[Web page and app entries]:
..............................

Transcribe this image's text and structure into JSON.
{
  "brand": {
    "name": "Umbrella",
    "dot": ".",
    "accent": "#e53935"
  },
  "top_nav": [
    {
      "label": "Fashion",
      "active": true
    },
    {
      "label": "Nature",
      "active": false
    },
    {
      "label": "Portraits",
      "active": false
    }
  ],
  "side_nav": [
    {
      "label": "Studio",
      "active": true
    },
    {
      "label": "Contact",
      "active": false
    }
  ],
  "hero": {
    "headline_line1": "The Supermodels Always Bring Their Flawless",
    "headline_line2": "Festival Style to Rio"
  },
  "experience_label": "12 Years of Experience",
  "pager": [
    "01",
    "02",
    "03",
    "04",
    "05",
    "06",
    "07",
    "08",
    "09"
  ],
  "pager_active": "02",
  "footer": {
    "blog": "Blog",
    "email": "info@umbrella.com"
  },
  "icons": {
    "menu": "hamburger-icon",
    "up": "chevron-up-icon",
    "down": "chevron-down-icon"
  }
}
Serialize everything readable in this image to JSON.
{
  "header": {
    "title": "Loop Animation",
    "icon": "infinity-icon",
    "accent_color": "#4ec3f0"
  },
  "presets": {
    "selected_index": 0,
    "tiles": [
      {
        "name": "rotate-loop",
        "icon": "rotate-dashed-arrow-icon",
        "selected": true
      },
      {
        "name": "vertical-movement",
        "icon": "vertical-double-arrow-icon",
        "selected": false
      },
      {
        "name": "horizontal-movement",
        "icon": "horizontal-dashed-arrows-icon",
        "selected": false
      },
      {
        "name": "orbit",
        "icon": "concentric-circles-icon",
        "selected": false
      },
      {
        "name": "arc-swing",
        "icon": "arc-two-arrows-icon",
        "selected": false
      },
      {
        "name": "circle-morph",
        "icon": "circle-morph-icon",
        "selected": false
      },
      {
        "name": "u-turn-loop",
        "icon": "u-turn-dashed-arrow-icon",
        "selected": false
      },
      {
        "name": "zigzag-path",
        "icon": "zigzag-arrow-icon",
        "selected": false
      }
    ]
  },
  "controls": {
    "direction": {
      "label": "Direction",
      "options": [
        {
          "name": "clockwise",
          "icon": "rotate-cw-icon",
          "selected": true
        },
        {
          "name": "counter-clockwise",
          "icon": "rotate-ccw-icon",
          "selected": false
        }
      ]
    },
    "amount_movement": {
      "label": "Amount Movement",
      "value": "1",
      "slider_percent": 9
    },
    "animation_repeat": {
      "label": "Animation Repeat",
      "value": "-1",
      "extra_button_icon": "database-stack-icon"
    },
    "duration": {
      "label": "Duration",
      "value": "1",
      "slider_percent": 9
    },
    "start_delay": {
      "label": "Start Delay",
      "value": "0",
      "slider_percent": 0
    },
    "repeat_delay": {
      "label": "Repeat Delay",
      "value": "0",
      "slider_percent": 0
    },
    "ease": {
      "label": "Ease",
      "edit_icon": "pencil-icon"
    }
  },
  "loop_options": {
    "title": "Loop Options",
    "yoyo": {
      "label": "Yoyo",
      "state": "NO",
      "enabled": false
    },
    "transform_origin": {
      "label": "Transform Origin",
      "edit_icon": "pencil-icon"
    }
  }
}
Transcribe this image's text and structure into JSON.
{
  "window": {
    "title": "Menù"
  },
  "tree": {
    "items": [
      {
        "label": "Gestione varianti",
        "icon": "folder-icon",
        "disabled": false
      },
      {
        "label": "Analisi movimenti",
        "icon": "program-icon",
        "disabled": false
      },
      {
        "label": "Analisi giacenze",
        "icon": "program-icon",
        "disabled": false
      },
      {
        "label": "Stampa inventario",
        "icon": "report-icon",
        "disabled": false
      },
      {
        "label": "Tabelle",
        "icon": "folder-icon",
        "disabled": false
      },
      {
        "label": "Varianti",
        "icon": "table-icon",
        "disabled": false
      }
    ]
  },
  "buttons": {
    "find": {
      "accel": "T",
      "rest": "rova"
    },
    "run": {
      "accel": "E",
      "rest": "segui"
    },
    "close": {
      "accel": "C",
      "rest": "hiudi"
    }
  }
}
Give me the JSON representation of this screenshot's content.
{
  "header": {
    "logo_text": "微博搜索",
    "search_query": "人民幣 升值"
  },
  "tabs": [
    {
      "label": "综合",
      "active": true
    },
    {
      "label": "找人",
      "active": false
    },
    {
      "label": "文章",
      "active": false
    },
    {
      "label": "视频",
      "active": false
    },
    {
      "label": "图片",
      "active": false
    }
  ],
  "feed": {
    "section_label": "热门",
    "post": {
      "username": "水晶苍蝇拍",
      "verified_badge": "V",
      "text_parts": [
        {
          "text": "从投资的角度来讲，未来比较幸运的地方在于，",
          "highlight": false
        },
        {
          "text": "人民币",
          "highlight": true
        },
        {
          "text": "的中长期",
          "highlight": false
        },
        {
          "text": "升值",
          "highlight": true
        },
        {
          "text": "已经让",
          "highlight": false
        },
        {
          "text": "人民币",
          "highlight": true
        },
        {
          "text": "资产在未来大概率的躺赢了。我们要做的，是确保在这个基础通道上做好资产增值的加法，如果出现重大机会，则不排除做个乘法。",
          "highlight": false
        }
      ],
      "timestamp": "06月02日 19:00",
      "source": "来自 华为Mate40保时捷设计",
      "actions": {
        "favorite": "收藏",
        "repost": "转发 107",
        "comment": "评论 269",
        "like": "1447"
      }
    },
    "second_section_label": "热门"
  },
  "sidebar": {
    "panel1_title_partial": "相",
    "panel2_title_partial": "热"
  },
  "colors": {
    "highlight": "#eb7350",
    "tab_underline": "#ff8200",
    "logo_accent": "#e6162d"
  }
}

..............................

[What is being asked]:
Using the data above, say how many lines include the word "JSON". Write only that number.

[Answer to the exercise]:
4